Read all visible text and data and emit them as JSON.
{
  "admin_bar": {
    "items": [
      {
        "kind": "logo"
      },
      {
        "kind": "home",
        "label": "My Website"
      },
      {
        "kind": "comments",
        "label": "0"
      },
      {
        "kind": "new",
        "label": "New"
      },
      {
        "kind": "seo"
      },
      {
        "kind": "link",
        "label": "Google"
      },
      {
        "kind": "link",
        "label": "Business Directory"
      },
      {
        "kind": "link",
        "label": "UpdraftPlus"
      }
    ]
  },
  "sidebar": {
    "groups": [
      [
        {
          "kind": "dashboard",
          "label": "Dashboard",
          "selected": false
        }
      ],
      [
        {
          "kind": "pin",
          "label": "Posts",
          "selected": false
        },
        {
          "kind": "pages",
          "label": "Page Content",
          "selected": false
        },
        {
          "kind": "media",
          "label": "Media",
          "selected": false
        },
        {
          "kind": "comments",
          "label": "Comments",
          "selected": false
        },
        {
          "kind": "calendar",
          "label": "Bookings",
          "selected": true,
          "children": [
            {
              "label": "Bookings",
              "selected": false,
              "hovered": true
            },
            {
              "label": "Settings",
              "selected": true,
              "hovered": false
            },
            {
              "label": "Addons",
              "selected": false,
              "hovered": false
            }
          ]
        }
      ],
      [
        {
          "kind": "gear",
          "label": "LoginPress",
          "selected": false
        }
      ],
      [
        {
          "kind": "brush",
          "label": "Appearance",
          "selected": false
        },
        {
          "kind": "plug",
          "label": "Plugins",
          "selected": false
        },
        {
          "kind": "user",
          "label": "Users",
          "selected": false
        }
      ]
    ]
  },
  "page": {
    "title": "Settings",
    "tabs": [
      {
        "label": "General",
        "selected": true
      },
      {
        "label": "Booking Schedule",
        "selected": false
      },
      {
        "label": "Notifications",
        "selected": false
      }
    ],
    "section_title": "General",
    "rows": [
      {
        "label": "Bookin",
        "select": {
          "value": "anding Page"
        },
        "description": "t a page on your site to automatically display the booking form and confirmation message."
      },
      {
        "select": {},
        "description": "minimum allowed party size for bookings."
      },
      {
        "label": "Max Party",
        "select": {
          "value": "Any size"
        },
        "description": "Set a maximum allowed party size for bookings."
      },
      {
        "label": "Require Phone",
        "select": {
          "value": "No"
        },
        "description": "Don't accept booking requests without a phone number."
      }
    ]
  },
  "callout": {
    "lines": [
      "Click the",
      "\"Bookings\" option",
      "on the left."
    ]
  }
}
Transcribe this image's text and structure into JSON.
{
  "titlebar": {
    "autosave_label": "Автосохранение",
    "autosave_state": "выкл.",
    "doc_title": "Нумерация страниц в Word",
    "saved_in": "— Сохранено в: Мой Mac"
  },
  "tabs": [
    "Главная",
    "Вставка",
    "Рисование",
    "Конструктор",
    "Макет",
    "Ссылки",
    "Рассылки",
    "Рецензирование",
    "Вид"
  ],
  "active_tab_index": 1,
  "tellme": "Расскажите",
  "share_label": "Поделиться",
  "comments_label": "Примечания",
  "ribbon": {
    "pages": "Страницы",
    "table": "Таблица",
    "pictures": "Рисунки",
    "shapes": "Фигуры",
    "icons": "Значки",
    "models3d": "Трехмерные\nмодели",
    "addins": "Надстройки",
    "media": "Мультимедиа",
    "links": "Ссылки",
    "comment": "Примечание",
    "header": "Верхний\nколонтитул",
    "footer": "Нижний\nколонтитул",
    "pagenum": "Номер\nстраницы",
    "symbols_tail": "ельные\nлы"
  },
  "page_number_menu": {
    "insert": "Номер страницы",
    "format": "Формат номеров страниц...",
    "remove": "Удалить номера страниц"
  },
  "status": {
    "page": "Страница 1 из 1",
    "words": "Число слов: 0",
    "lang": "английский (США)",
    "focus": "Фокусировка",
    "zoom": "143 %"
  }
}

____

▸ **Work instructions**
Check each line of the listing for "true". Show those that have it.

▸ **Your solution**
          "selected": true,
              "hovered": true
              "selected": true,
        "selected": true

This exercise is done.